Principle Investigator: Matthew Weirauch, Phd
Gene regulation is the fundamental process that controls the precise spatiotemporal control of gene expression in all cell types within all organisms. With the discovery that about 90 percent of disease-associated genetic variants reside within likely regulatory regions, gene regulation is now considered to be a key player in the mechanistic action of many human diseases. The process of gene regulation is largely controlled by transcription factors (TFs), proteins that enable the activation or repression of gene expression after recognition of short genomic DNA sequence “motifs.” According to our latest estimates, the more than 700 currently sequenced eukaryotic genomes contain more than 400,000 TFs.

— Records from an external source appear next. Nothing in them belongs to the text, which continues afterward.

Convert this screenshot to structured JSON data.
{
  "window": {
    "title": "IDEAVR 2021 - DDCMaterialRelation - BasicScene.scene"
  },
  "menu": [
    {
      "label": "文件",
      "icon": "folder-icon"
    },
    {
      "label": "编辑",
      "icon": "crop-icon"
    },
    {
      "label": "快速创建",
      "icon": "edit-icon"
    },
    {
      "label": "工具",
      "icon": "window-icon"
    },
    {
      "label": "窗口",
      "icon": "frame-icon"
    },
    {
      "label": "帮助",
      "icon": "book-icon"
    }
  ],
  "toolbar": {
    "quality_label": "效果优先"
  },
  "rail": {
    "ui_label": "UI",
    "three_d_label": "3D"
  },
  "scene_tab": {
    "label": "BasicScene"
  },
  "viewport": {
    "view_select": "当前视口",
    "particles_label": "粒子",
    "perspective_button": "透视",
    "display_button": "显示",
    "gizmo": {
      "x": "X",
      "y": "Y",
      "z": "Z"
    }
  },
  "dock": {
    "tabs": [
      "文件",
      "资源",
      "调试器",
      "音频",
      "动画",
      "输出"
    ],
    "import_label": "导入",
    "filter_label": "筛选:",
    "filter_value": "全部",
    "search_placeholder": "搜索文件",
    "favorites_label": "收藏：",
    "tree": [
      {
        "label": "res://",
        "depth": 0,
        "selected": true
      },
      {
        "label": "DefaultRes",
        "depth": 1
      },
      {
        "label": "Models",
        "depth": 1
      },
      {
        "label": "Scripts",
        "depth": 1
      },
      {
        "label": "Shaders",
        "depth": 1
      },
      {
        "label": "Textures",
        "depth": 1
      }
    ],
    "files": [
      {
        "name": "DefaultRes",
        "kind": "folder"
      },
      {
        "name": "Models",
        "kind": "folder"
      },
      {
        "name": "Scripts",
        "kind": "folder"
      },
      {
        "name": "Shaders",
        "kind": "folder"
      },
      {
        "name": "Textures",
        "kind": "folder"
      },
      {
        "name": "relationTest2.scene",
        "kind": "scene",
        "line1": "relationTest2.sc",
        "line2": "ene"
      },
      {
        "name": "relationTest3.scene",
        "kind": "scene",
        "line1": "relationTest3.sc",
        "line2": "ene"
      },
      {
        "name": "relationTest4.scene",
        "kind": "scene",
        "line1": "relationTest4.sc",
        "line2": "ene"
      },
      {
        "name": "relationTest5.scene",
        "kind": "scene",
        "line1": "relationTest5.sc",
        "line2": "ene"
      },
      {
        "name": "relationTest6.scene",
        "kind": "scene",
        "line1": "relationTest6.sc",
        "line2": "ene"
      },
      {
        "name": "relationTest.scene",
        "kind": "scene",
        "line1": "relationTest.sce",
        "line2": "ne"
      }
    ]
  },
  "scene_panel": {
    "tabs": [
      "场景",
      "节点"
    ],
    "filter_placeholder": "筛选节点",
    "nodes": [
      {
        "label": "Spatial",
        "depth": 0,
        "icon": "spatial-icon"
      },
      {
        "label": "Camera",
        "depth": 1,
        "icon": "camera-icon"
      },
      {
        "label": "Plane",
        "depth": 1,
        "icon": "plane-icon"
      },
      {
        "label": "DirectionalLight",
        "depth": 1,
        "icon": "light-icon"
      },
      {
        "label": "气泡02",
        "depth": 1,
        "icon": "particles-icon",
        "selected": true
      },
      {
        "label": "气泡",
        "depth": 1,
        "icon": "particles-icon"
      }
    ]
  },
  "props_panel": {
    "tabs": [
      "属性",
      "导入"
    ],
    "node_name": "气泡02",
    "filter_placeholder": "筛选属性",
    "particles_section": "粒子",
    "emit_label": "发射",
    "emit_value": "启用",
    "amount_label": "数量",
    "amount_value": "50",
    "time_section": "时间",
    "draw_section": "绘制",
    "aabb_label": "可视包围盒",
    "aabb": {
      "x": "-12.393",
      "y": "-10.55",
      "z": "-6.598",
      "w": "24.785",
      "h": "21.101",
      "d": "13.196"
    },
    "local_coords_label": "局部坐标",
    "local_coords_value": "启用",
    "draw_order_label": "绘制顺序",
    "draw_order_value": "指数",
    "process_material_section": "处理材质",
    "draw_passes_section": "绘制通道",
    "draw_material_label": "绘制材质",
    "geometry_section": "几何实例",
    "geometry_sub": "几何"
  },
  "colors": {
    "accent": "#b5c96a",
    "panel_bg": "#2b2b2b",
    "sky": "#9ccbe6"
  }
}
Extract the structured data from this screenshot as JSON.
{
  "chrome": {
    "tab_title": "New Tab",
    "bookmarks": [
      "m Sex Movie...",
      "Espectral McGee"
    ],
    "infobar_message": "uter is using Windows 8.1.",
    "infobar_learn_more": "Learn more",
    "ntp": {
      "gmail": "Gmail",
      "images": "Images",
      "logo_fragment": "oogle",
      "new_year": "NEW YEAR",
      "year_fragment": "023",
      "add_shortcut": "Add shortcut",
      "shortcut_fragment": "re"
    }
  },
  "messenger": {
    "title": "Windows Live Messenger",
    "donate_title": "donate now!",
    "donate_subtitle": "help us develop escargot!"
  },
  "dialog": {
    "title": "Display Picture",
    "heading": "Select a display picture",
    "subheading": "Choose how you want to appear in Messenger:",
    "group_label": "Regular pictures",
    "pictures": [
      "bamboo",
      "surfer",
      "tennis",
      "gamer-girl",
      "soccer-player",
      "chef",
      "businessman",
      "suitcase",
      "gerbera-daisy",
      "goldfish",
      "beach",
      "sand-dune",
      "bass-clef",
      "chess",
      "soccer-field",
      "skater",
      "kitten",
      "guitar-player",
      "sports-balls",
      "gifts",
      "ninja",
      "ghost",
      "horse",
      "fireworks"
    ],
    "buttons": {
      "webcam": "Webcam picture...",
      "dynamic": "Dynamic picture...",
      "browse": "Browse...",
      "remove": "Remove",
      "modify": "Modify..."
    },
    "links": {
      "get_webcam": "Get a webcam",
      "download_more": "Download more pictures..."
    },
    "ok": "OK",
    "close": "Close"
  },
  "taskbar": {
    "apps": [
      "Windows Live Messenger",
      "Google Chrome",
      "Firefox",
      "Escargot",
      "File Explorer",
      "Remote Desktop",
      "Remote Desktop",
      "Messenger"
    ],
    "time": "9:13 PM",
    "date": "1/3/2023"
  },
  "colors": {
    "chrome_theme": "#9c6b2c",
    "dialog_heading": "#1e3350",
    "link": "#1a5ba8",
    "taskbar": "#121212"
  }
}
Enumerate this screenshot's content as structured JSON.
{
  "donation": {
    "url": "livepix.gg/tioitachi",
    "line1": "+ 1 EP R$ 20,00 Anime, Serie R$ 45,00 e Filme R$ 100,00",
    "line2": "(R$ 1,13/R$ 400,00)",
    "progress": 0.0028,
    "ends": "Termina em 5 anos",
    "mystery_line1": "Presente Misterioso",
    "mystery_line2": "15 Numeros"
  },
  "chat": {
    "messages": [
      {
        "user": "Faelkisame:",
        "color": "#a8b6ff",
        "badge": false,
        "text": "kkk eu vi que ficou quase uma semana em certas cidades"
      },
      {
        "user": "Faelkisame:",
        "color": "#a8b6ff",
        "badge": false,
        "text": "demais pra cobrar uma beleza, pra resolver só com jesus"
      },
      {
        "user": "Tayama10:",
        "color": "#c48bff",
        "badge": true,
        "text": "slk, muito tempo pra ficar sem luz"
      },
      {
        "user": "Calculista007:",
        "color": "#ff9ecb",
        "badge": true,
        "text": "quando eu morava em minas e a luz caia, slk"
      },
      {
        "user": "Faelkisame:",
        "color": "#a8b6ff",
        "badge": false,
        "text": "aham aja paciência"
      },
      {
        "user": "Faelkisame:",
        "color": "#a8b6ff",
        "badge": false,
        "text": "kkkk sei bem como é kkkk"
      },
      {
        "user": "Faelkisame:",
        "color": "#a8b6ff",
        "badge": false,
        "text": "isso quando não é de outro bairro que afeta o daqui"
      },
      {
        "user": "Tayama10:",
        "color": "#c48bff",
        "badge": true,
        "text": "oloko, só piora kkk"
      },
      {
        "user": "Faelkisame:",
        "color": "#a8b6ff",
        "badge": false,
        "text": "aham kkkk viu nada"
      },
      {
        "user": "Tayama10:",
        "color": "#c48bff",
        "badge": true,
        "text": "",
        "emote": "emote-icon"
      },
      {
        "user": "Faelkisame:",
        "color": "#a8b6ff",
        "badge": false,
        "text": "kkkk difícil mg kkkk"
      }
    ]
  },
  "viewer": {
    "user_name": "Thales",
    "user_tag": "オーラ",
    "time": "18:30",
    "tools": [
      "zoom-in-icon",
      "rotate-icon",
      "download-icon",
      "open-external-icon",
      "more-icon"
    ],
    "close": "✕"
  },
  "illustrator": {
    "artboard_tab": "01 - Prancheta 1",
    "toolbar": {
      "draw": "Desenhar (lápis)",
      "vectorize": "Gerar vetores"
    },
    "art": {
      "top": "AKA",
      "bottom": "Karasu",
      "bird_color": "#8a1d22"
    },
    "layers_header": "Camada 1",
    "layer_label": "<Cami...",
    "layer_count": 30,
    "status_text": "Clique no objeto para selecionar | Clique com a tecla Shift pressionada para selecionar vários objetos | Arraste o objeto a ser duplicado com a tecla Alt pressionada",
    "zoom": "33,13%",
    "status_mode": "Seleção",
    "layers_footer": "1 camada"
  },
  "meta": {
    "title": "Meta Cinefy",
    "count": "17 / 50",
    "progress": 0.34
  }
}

Recent efforts spearheaded by my group aim to systematically measure and computationally infer the motifs of all TFs. This unprecedented initiative provides data of fundamental importance to virtually any genomic analysis in any organism. We have similar initiatives underway for RNA binding proteins (RBPs), which bind RNA and control post-transcriptional processes, such as splicing, mRNA stability, and mRNA localization. To house these data, we created the CisBP and CisBP-RNA databases, comprehensive resources used by thousands of researchers across the world. Since their births a few years ago, we have learned much about gene regulatory mechanisms, and many new exciting technologies have emerged. We propose to extend our databases with improved models, new tools, and new datasets.